James McMurtry Sets Release
McMurtry has long been known as fine storyteller, but he has lately received nationwide attention for his role as a musical activist. On Just Us Kids, McMurtry picks up where he left off with his controversial anthem “We Can’t Make It Here.” On "Cheney's Toy," McMurtry once again reminds us that the war in Iraq is still going on, with veiled references to Guantanamo and Abu Ghraib and the stark image of a soldier who returned from the conflict, blind and brain damaged. The lyrics of “God Bless America” call out the corporate profiteering and cronyism of the heads of state who led the country to war. McMurtry’s songs introduce the listener to characters that exist on the fringes of society. Drug addicts, murderers, crooked politicians, and other unsavory folks all play a part on Just Us Kids.
The self-produced album shows that McMurtry has developed a skill as producer that matches his songcraft. The songs on Just Us Kids vary widely in texture and instrumentation. The Faces’ Ian McLagan’s piano playing is all over the album while Timbuk3’s pat mAcdonald’s harmonica peppers several tracks. Austin singer/songwriter John Dee Graham contributes a wailing guitar solo to “Fireline Road.” Grammy-nominated Louisiana rocker, C.C. Adcock, adds a swampy guitar part to the album opener, “Bayou Tortous.” The rhythm section is McMurtry’s longtime road band, Daren Hess and Ronnie Johnson.
Just Us Kids will be the first release for Nashville-based Lightning Rod Records, distributed by Thirty Tigers/RED. Label president Logan Rogers previously worked as director of A&R for Compadre Records on the release of McMurtry’s last two albums. “Working with James McMurtry has been a career highlight for me. He is a phenomenal artist with tremendous integrity, and I can think of no better debut release for Lightning Rod Records,” said Rogers.
Author Stephen King described Ft. Worth native McMurtry as “the truest, fiercest songwriter of his generation” in Entertainment Weekly. The son of acclaimed author Larry McMurtry (Lonesome Dove, Terms of Endearment), James grew up on a steady diet of Johnny Cash and Roy Acuff records. His first album, released in 1989, was produced by John Mellencamp and marked the beginning of a series of acclaimed projects for Columbia and Sugar Hill. In 2003, McMurtry released the universally lauded Live in Aught-Three (Compadre Records). 2005’s Childish Things garnered some of the highest critical praise of McMurtry’s career and spent six weeks at number one on R&R’s Americana Music Radio Chart in 2005 and 2006. In September 2006, Childish Things and "We Can't Make It Here" won the Americana Music Awards for album and song of the year, respectively.

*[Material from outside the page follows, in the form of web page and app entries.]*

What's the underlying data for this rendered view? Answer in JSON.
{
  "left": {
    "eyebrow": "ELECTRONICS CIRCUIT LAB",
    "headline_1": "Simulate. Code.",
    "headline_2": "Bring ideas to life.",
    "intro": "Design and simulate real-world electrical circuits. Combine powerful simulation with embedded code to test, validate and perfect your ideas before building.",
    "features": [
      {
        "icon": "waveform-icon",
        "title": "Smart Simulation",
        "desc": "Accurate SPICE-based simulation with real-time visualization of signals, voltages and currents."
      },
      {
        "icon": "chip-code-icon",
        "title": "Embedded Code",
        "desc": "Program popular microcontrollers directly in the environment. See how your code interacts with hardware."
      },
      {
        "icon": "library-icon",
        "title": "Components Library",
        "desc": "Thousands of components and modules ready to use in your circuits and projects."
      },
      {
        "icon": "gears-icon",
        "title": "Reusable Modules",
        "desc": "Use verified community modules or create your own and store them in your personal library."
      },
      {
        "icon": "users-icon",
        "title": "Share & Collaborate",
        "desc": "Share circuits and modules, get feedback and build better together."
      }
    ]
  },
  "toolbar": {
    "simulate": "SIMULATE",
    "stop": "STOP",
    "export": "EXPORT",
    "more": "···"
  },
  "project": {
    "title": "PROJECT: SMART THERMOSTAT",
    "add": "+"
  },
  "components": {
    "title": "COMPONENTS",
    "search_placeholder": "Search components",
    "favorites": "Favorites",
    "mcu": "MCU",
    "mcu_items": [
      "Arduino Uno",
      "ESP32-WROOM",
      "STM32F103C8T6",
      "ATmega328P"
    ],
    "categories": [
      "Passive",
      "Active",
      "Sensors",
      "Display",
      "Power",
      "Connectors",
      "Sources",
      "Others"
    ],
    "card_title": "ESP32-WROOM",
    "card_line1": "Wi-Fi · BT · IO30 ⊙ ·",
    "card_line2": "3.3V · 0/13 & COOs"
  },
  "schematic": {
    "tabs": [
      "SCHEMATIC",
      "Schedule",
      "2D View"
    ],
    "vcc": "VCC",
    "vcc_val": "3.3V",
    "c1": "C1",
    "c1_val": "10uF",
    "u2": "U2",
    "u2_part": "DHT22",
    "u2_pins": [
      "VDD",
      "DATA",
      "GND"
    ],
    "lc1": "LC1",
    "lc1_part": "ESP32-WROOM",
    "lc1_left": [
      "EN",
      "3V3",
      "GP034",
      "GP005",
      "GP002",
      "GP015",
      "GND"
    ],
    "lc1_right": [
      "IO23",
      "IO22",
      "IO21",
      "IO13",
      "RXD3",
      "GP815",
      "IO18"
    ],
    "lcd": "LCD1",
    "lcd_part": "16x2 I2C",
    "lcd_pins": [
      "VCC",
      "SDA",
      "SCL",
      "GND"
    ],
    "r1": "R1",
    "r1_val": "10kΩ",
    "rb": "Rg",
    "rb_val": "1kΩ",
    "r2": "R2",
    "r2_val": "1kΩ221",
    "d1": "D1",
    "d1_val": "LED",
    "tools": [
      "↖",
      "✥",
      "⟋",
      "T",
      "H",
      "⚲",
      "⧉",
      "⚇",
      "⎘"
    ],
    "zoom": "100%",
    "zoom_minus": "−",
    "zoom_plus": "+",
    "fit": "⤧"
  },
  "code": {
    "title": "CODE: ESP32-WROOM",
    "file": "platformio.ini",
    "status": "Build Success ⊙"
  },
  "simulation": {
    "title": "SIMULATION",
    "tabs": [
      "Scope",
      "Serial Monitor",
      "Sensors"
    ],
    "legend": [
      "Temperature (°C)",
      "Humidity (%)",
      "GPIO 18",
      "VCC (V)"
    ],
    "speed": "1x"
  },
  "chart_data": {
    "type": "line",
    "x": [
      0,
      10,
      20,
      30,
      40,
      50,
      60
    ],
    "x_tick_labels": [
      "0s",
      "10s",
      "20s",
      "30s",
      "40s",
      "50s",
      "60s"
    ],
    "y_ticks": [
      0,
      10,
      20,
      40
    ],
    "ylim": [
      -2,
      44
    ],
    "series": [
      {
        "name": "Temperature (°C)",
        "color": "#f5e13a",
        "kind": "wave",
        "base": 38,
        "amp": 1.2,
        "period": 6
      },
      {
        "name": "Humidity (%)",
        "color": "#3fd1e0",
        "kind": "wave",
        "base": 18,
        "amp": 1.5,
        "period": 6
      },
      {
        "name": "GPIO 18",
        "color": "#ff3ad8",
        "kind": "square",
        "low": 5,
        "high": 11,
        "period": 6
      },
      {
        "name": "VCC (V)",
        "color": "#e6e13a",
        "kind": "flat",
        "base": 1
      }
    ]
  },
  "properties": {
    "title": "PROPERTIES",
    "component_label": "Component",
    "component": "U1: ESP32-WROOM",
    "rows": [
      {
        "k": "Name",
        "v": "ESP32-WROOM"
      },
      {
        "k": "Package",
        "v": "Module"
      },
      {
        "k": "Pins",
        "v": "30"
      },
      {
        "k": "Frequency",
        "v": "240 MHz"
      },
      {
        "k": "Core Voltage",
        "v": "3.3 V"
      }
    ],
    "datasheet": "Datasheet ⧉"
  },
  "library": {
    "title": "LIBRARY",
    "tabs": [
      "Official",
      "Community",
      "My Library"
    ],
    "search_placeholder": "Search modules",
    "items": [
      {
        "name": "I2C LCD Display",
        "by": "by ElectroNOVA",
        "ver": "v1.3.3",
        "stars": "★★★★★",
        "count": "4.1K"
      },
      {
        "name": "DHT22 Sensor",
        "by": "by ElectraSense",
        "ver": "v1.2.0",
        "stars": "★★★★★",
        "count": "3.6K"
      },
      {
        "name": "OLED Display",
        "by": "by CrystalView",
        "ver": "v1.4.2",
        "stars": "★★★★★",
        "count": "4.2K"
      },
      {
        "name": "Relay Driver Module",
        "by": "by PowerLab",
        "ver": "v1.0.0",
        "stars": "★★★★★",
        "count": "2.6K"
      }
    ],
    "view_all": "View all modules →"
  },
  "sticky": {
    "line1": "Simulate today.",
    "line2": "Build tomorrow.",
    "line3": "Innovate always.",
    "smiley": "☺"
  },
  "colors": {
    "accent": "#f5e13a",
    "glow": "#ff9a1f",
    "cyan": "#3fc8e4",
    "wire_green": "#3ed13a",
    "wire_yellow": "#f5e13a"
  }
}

In 2007, McMurtry performed on PBS’ long running music program, “Austin City Limits,” for the second time in his career. This year, McMurtry and his band will launch a national tour in support of Just Us Kids.